* **Data for review**:
◇ ◇ ◇ ◇ ◇ ◇ ◇
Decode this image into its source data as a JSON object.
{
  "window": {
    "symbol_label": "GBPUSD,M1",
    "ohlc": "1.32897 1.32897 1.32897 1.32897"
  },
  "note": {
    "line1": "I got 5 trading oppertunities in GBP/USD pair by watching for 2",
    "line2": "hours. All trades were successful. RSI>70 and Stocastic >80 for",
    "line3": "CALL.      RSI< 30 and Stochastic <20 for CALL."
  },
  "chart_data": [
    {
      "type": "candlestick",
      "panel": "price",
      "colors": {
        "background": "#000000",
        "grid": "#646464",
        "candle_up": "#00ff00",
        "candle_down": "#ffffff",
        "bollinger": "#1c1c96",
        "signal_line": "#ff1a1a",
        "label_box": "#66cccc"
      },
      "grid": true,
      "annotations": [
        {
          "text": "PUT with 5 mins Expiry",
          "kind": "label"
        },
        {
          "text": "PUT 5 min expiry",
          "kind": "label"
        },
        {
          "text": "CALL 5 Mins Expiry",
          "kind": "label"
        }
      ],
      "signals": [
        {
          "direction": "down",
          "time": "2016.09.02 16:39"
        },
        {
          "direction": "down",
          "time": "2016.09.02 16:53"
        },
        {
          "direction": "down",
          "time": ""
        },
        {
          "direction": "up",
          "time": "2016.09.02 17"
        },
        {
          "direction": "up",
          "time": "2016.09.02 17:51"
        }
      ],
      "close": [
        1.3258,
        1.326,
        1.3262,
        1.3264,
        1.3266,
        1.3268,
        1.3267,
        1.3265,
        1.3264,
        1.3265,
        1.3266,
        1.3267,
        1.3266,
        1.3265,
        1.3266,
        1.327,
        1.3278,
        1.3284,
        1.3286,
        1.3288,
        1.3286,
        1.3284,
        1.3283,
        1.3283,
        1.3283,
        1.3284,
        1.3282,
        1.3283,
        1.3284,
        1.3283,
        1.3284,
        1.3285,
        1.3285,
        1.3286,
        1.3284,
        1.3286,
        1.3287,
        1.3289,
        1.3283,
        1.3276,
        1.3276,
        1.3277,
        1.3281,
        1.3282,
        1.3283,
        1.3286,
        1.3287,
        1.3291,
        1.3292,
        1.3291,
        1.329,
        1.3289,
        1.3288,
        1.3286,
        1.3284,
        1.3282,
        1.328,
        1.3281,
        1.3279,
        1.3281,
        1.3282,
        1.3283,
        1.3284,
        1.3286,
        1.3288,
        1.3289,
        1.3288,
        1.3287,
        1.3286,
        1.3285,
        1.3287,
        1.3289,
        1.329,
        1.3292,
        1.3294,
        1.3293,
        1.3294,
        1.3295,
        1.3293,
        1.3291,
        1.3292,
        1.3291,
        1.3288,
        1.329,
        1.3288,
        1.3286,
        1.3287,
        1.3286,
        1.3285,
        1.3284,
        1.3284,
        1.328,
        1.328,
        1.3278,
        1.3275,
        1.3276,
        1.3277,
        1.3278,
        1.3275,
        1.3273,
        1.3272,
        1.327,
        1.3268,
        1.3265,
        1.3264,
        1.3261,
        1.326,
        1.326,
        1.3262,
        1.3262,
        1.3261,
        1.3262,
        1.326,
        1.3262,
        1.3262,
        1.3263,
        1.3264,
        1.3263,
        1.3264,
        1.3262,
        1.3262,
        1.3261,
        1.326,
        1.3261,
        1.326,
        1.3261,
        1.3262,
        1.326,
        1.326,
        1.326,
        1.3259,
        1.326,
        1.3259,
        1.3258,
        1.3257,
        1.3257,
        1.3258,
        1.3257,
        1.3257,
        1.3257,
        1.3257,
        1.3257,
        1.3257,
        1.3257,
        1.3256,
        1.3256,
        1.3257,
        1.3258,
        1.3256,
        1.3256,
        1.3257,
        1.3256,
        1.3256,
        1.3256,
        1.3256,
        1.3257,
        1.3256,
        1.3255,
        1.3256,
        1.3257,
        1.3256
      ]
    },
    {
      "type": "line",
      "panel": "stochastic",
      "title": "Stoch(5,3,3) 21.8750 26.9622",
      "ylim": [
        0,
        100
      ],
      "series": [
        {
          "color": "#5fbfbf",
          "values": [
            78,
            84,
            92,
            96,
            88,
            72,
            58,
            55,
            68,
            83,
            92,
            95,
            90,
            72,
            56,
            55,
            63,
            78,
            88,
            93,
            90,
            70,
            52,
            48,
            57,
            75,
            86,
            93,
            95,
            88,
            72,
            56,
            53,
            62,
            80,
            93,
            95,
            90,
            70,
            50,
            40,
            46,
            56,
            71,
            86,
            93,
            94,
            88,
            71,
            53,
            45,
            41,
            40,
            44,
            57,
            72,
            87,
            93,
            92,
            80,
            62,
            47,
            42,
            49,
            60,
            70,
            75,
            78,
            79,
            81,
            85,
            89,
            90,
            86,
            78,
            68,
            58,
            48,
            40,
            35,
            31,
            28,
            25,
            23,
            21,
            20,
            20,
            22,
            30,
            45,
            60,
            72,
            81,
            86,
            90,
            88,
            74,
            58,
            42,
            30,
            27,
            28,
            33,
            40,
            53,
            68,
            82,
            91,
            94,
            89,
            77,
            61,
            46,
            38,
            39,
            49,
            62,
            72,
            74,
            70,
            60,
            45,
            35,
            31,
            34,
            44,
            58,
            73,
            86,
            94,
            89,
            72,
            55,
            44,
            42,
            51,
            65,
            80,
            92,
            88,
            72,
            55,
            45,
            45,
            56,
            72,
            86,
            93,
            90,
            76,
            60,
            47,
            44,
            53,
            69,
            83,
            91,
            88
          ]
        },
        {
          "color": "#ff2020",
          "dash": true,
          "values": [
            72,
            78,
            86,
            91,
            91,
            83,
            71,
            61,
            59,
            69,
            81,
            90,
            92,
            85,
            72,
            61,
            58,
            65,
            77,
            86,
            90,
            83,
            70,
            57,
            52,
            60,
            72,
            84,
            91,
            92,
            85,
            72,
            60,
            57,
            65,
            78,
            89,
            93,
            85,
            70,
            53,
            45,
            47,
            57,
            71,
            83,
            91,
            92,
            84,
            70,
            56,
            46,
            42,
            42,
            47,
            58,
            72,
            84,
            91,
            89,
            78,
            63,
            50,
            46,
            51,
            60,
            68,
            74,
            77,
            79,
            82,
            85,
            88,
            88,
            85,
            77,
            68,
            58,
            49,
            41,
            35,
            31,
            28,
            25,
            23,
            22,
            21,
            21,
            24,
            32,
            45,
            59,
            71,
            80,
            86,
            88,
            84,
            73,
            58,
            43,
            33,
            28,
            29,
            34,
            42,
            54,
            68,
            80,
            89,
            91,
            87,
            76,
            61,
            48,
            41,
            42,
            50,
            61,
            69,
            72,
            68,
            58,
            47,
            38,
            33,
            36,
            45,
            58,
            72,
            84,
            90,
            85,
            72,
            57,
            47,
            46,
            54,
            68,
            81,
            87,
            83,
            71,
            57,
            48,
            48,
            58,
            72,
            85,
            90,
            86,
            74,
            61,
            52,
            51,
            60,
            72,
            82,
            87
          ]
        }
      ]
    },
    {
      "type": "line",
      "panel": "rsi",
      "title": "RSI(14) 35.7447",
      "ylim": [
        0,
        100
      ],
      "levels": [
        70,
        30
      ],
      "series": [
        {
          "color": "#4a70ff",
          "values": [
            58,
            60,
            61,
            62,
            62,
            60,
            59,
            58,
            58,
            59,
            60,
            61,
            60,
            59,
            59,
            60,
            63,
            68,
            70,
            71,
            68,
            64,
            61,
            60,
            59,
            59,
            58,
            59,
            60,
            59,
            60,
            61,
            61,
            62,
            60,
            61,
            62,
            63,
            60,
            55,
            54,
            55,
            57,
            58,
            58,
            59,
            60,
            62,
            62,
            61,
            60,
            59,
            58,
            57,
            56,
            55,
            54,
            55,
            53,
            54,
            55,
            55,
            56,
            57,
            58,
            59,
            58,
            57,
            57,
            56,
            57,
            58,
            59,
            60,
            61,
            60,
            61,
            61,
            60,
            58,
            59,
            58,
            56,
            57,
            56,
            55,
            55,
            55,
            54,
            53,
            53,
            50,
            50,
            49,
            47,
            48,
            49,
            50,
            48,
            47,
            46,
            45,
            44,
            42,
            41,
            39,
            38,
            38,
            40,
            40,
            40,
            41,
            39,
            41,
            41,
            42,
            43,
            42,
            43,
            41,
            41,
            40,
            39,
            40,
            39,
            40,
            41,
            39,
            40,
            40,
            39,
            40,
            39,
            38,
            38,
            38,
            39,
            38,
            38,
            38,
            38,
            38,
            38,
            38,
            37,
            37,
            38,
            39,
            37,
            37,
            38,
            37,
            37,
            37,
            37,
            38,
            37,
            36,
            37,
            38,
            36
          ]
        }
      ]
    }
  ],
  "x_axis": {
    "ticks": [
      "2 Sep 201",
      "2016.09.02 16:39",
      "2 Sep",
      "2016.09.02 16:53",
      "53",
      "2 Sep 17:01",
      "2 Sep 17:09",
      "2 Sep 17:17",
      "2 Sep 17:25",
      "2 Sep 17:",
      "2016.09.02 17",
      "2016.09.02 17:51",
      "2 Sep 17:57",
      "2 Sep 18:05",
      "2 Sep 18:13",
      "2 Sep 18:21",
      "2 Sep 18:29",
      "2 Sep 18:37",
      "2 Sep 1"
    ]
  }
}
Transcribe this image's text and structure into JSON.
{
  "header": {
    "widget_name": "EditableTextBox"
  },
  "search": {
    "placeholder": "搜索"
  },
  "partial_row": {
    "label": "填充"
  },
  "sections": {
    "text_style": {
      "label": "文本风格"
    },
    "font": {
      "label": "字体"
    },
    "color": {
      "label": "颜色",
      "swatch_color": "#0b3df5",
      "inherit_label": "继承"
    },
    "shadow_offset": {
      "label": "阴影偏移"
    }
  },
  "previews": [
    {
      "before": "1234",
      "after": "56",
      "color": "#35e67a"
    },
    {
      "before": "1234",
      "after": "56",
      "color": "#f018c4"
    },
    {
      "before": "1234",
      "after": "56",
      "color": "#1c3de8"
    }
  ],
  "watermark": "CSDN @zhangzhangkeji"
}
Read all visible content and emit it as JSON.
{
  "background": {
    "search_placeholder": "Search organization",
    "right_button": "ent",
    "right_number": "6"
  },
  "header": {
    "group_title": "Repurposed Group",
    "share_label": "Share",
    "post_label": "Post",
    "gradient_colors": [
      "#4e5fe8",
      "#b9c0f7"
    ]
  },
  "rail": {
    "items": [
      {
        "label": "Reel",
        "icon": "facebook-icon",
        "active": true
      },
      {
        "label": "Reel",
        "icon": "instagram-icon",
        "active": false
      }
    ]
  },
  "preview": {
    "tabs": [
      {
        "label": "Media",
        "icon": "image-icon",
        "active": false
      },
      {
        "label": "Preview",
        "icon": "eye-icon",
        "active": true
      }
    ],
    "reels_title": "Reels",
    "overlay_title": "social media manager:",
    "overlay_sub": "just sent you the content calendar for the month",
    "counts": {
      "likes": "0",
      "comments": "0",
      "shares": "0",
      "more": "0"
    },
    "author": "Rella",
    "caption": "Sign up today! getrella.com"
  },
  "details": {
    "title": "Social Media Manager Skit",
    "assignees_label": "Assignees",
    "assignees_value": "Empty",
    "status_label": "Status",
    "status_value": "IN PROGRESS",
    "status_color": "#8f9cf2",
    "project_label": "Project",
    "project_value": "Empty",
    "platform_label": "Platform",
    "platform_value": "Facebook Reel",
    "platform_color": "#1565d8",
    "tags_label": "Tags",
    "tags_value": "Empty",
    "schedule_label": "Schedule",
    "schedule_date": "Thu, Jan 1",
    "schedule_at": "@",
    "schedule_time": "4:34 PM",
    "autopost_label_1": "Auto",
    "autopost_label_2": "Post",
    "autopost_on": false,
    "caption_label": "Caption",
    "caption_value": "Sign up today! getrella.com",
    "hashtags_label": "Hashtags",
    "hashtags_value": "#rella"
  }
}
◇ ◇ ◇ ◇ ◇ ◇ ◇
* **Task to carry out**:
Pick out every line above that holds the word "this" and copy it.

* **Answer to the problem**:
Decode this image into its source data as a JSON object.
Transcribe this image's text and structure into JSON.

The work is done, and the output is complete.